Re: rmdir(".") works, and causes havoc
Thu, 7 Aug 1997 10:05:06 +0200 (MET DST)

Linus Torvalds:

: Indeed. There are good historical reasons why a pathname for any of the
: functions that crated or deleted new files couldn't end with '.' or
: '..'. It just happens that the new Linux dcache doesn't have those
: restrictions which I consider to be a good thing, but with just about
: any other implementation I can think of the supposed POSIX restriction
: actually makes perfect sense.

: Note the "supposed": I've been poring over my POSIX papers, and I wasn't
: actually able to find any place that really forbids 'rmdir(".")' from
: working. So it is entirely possible that the current Linux behaviour is
: actually permissible.

Let me quote:

(ISO/IEC 9945-1, ANSI/IEEE Std 1003.1, Second edition 1996-07-12)

The rmdir() function removes a directory whose name is given by path.
The directory shall be removed only if it is an empty directory.

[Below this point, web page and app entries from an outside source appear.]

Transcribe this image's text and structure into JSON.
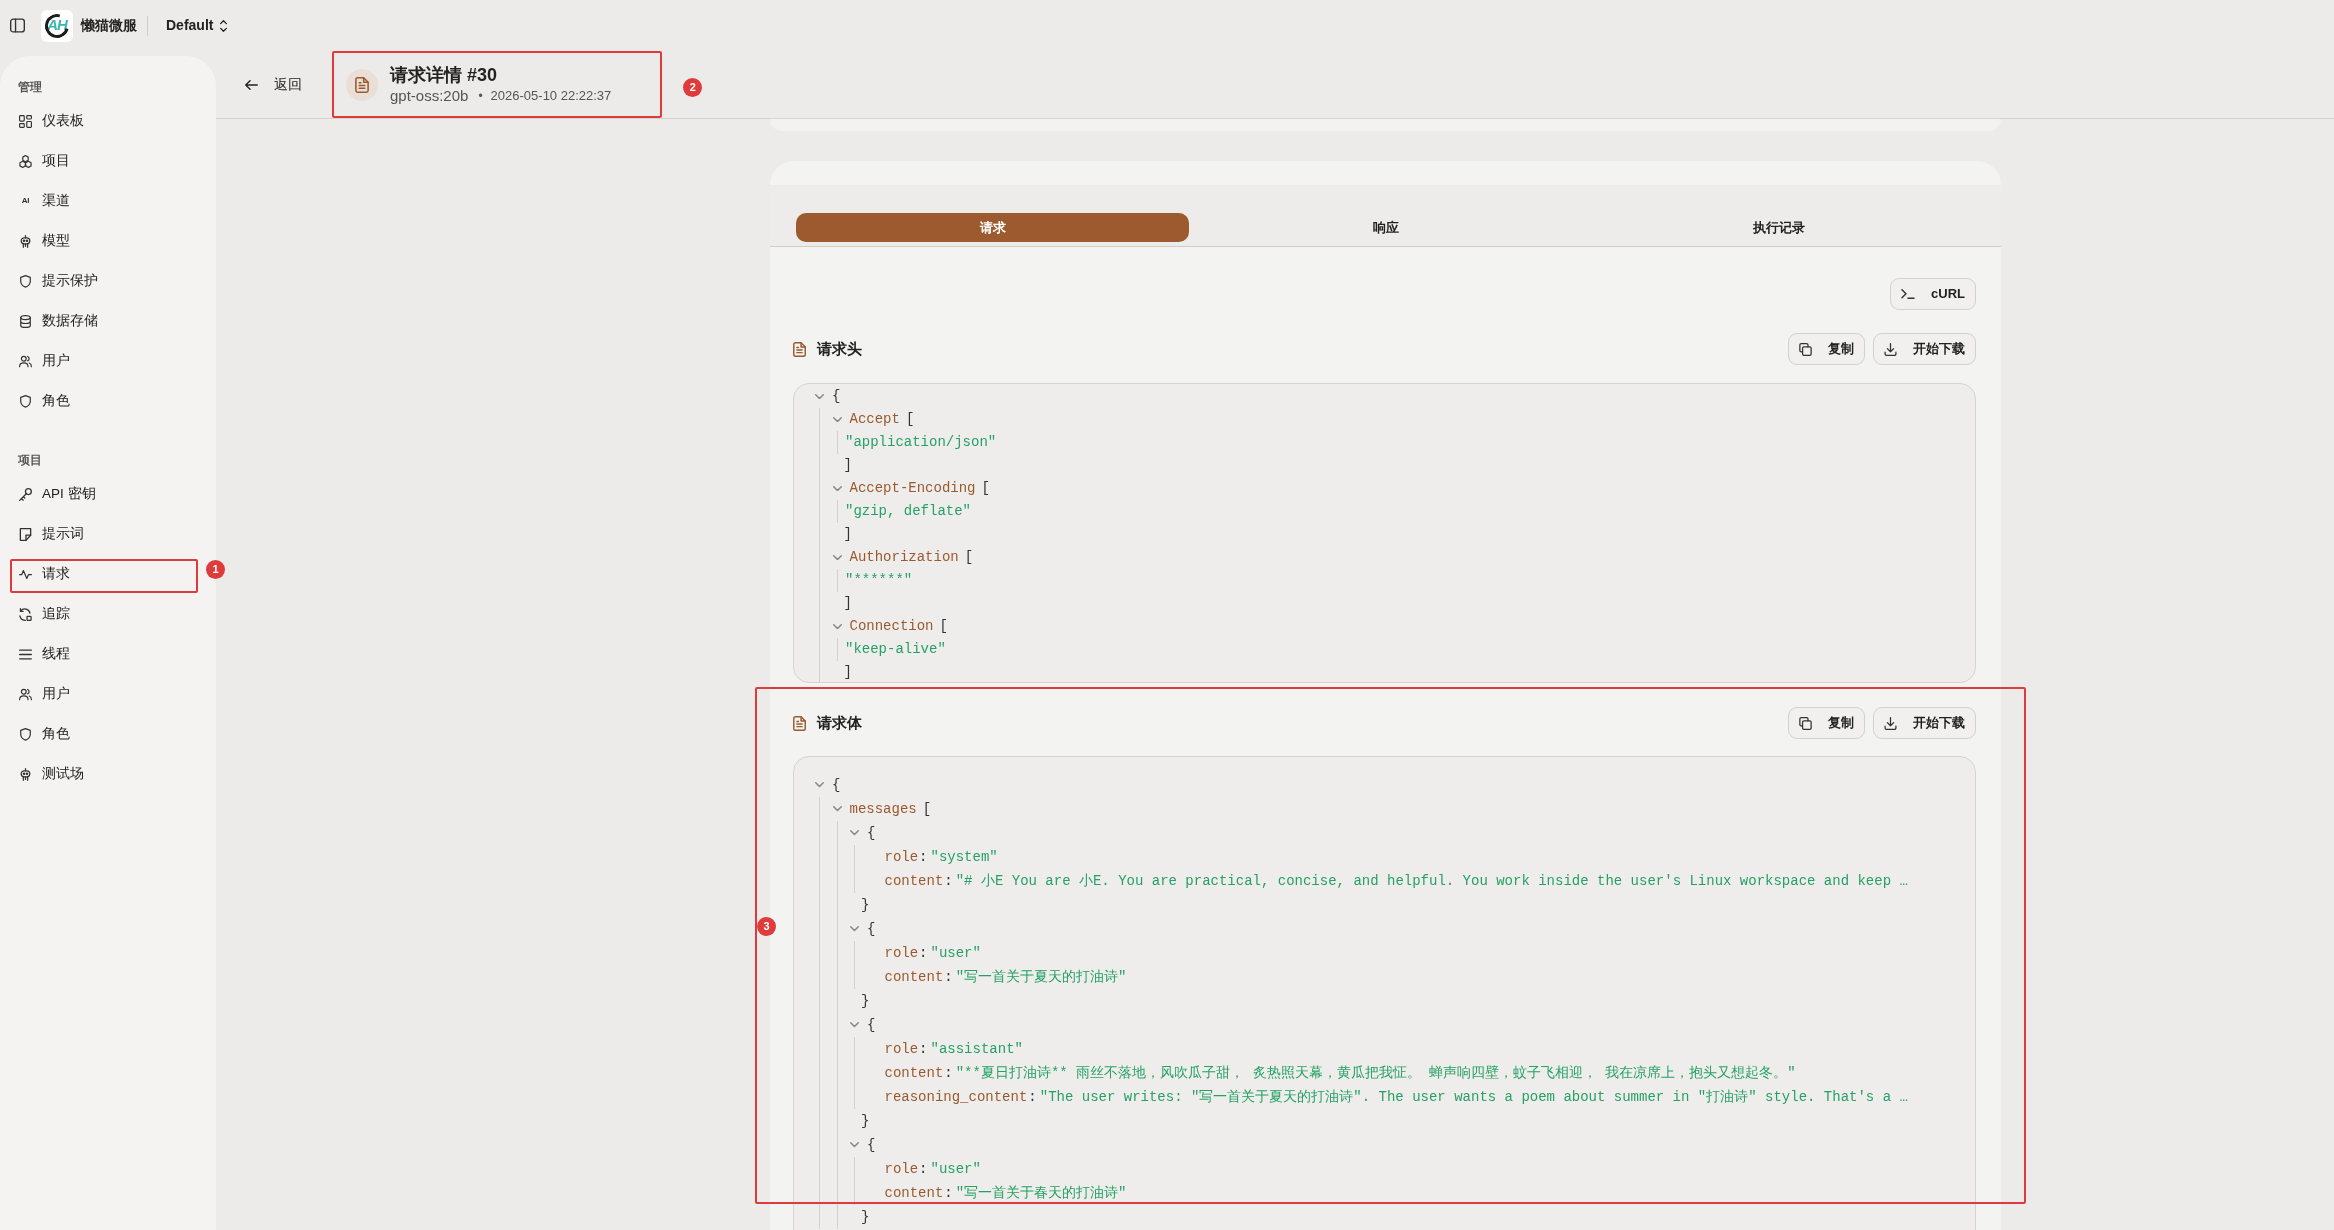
{
  "topbar": {
    "logo_text": "AH",
    "app_name": "懒猫微服",
    "workspace": "Default"
  },
  "sidebar": {
    "sections": [
      {
        "title": "管理",
        "items": [
          {
            "label": "仪表板"
          },
          {
            "label": "项目"
          },
          {
            "label": "渠道",
            "icon_text": "AI"
          },
          {
            "label": "模型"
          },
          {
            "label": "提示保护"
          },
          {
            "label": "数据存储"
          },
          {
            "label": "用户"
          },
          {
            "label": "角色"
          }
        ]
      },
      {
        "title": "项目",
        "items": [
          {
            "label": "API 密钥"
          },
          {
            "label": "提示词"
          },
          {
            "label": "请求",
            "callout": "1"
          },
          {
            "label": "追踪"
          },
          {
            "label": "线程"
          },
          {
            "label": "用户"
          },
          {
            "label": "角色"
          },
          {
            "label": "测试场"
          }
        ]
      }
    ]
  },
  "header": {
    "back": "返回",
    "title": "请求详情 #30",
    "model": "gpt-oss:20b",
    "separator": "•",
    "time": "2026-05-10 22:22:37",
    "callout": "2"
  },
  "tabs": [
    {
      "label": "请求",
      "selected": true
    },
    {
      "label": "响应",
      "selected": false
    },
    {
      "label": "执行记录",
      "selected": false
    }
  ],
  "curl_button": {
    "label": "cURL"
  },
  "request_headers": {
    "title": "请求头",
    "buttons": [
      "复制",
      "开始下载"
    ],
    "tree": {
      "open": "{",
      "expanded": true,
      "children": [
        {
          "key": "Accept",
          "open": "[",
          "expanded": true,
          "children": [
            {
              "value": "\"application/json\""
            }
          ],
          "close": "]"
        },
        {
          "key": "Accept-Encoding",
          "open": "[",
          "expanded": true,
          "children": [
            {
              "value": "\"gzip, deflate\""
            }
          ],
          "close": "]"
        },
        {
          "key": "Authorization",
          "open": "[",
          "expanded": true,
          "children": [
            {
              "value": "\"******\""
            }
          ],
          "close": "]"
        },
        {
          "key": "Connection",
          "open": "[",
          "expanded": true,
          "children": [
            {
              "value": "\"keep-alive\""
            }
          ],
          "close": "]"
        }
      ]
    }
  },
  "request_body": {
    "title": "请求体",
    "buttons": [
      "复制",
      "开始下载"
    ],
    "callout": "3",
    "tree": {
      "open": "{",
      "expanded": true,
      "children": [
        {
          "key": "messages",
          "open": "[",
          "expanded": true,
          "children": [
            {
              "open": "{",
              "expanded": true,
              "children": [
                {
                  "key": "role",
                  "colon": ":",
                  "value": "\"system\""
                },
                {
                  "key": "content",
                  "colon": ":",
                  "value": "\"# 小E You are 小E. You are practical, concise, and helpful. You work inside the user's Linux workspace and keep …"
                }
              ],
              "close": "}"
            },
            {
              "open": "{",
              "expanded": true,
              "children": [
                {
                  "key": "role",
                  "colon": ":",
                  "value": "\"user\""
                },
                {
                  "key": "content",
                  "colon": ":",
                  "value": "\"写一首关于夏天的打油诗\""
                }
              ],
              "close": "}"
            },
            {
              "open": "{",
              "expanded": true,
              "children": [
                {
                  "key": "role",
                  "colon": ":",
                  "value": "\"assistant\""
                },
                {
                  "key": "content",
                  "colon": ":",
                  "value": "\"**夏日打油诗** 雨丝不落地，风吹瓜子甜， 炙热照天幕，黄瓜把我怔。 蝉声响四壁，蚊子飞相迎， 我在凉席上，抱头又想起冬。\""
                },
                {
                  "key": "reasoning_content",
                  "colon": ":",
                  "value": "\"The user writes: \"写一首关于夏天的打油诗\". The user wants a poem about summer in \"打油诗\" style. That's a …"
                }
              ],
              "close": "}"
            },
            {
              "open": "{",
              "expanded": true,
              "children": [
                {
                  "key": "role",
                  "colon": ":",
                  "value": "\"user\""
                },
                {
                  "key": "content",
                  "colon": ":",
                  "value": "\"写一首关于春天的打油诗\""
                }
              ],
              "close": "}"
            }
          ]
        }
      ]
    }
  }
}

If the named directory is the root directory or the current working
directory of any process, it is unspecified whether the function
succeeds or whether it fails and sets errno to EBUSY.

If the link count of the directory becomes zero and no process has
the directory open, the space occupied by the directory shall be freed
and the directory shall no longer be accessible.
If one or more processes have the directory open when the last link
is removed, the dot and dot-dot entries, if present, are removed
before rmdir() returns and no new entries may be created in the
directory, but the directory is not removed until all references
to the directory have been closed.

Upon successful completion, the rmdir() function shall mark for update
the st_ctime and st_mtime fields of the parent directory.